THE TASK: Determine the number of lines in the data that include the word "this", and write only that number.

[Dataset rows describing interfaces]
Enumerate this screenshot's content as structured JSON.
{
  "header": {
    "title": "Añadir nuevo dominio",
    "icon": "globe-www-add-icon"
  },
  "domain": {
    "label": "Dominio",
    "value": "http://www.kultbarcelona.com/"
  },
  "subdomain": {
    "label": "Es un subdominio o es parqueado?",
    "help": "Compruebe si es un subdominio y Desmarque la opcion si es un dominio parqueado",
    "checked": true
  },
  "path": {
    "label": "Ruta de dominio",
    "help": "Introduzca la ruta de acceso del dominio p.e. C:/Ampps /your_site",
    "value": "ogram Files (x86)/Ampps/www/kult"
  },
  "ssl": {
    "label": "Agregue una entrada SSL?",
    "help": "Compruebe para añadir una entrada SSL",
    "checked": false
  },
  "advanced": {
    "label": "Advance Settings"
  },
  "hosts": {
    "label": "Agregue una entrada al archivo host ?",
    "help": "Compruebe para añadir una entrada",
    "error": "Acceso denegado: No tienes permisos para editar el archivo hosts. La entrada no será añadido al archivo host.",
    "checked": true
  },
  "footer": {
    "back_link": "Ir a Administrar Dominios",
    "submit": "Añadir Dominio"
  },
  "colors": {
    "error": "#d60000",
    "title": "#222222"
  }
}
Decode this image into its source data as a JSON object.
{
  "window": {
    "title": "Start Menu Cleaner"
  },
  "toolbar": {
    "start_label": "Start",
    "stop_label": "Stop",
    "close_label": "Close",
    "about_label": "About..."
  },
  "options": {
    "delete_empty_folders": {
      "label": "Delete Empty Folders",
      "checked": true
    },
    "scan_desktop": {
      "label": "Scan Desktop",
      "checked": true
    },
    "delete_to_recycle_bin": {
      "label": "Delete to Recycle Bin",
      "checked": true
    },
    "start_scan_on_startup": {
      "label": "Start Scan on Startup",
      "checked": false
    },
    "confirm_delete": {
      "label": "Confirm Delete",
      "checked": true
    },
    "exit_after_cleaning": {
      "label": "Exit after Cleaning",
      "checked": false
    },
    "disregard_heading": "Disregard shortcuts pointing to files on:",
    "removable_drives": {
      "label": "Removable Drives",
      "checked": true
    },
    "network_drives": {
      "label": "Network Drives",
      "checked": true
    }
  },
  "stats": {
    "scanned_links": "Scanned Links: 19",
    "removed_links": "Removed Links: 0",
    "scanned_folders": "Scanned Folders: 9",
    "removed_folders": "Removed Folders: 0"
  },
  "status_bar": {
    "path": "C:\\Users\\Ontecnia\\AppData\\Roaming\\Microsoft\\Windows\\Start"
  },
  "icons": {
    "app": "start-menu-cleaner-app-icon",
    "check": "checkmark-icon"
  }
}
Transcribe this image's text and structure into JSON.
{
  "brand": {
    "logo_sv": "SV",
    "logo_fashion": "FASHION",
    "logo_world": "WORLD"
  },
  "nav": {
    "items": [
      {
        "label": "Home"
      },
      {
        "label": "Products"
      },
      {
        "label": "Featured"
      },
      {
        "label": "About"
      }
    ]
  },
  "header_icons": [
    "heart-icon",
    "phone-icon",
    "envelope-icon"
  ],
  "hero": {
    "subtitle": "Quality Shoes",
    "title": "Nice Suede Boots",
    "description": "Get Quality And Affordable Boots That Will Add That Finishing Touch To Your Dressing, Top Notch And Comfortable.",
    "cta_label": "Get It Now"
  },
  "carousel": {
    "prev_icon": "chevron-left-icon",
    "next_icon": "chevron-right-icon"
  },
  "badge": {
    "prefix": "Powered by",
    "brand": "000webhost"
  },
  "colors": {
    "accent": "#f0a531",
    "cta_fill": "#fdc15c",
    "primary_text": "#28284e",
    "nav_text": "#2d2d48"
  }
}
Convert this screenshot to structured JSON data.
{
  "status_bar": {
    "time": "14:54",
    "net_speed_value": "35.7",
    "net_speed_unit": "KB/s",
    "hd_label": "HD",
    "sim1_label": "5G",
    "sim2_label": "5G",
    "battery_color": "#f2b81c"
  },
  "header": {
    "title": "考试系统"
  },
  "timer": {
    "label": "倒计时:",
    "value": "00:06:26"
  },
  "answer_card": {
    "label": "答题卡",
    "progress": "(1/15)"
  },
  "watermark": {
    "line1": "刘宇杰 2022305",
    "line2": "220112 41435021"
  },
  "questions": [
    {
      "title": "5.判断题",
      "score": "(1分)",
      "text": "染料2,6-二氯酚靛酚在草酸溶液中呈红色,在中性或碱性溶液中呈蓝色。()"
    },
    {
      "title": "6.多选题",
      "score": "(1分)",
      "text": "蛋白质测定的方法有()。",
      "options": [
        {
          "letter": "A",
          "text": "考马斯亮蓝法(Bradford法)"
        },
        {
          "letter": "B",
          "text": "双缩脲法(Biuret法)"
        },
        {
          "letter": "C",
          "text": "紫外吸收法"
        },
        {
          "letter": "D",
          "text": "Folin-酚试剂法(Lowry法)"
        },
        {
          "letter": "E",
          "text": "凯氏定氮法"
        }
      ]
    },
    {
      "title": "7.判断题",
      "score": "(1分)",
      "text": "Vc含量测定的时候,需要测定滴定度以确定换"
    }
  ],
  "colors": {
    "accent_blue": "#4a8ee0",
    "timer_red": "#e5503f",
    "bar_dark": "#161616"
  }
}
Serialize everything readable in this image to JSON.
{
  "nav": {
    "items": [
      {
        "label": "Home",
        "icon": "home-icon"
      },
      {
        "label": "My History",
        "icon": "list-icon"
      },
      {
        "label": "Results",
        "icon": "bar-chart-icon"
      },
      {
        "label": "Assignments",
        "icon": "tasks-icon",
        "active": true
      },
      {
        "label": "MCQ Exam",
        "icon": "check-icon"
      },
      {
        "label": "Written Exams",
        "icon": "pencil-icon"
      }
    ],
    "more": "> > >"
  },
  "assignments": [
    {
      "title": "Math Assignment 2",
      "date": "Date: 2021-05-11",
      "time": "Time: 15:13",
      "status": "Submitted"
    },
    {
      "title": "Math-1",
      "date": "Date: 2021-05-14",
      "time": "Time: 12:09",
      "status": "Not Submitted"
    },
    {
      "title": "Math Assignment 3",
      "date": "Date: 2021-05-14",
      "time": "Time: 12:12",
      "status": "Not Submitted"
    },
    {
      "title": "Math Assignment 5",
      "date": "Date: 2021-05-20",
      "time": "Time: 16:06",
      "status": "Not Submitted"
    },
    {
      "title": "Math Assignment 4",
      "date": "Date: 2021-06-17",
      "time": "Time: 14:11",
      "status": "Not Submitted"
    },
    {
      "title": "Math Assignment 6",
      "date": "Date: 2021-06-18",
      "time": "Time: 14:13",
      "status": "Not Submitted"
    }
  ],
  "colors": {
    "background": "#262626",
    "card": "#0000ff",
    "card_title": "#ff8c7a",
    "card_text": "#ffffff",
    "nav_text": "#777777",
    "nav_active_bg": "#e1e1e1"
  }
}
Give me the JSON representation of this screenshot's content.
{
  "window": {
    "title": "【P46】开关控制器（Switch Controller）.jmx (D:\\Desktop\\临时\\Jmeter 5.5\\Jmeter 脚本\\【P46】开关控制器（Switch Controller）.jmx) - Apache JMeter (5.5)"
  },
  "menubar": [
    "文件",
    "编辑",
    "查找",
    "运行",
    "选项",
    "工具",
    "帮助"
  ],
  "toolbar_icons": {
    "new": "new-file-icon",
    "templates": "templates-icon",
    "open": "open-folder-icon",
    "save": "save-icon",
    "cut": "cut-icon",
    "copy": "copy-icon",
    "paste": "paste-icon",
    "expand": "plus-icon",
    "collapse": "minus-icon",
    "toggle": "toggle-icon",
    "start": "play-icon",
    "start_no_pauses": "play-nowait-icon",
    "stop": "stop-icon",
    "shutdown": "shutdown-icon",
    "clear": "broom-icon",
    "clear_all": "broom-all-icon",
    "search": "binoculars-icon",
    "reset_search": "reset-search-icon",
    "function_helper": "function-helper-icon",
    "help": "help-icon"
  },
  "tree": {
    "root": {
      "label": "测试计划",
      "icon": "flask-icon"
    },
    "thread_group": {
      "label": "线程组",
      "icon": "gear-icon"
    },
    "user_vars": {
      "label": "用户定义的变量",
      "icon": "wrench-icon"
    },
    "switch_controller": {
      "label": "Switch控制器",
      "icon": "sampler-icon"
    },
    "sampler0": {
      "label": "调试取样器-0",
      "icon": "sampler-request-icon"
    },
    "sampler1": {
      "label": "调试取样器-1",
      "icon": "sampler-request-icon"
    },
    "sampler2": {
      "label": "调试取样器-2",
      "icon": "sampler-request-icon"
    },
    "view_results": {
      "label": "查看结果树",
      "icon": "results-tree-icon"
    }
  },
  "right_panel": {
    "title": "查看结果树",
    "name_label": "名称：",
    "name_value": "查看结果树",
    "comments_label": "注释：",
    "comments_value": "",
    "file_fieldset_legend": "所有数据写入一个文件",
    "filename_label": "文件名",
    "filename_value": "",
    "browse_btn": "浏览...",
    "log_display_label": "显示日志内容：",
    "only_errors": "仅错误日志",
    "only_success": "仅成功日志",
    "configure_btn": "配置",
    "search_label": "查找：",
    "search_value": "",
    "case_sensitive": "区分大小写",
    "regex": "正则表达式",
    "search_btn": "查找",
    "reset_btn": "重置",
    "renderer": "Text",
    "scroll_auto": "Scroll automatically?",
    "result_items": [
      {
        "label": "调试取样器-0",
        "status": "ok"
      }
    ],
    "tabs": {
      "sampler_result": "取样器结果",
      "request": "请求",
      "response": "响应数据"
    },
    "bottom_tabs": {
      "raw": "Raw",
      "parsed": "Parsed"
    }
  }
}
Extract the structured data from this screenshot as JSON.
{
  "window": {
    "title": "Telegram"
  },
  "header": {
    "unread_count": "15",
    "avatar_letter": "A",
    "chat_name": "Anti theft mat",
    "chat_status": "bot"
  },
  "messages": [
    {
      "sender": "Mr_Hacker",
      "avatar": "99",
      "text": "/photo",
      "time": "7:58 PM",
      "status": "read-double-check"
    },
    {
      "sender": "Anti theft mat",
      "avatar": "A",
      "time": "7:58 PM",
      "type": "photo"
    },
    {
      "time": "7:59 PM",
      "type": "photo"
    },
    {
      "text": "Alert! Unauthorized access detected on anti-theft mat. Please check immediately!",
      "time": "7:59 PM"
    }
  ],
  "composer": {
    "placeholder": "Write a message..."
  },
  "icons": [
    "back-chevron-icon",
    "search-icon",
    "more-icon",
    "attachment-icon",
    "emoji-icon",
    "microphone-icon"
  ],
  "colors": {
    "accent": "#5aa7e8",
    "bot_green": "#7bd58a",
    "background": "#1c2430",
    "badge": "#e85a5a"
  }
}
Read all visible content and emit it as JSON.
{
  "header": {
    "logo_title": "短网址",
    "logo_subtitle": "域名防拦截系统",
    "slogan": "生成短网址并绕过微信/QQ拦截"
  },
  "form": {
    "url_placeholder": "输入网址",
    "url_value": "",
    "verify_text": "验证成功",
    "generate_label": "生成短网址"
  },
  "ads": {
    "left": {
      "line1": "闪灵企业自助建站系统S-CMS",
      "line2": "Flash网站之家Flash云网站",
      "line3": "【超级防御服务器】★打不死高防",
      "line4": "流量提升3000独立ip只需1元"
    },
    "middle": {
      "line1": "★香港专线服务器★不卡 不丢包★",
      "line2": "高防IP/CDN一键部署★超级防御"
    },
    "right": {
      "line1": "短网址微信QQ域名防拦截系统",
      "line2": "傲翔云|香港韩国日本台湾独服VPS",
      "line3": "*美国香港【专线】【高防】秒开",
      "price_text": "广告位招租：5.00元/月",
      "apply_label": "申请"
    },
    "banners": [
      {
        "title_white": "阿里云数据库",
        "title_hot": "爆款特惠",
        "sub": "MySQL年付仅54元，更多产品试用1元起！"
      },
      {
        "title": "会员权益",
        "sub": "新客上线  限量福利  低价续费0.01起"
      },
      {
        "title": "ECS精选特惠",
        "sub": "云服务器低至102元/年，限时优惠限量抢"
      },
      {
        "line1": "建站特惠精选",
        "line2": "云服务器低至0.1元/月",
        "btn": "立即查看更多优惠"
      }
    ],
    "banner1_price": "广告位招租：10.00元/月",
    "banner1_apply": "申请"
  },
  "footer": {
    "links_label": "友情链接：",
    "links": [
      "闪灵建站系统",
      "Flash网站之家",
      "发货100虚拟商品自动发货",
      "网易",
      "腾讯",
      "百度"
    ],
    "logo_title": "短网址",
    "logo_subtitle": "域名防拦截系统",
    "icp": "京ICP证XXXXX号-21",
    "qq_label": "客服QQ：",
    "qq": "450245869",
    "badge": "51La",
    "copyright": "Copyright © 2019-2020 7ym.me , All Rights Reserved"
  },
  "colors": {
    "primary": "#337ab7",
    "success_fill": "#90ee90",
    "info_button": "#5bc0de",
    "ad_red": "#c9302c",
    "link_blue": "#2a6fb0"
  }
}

EXERCISE SOLUTION: 7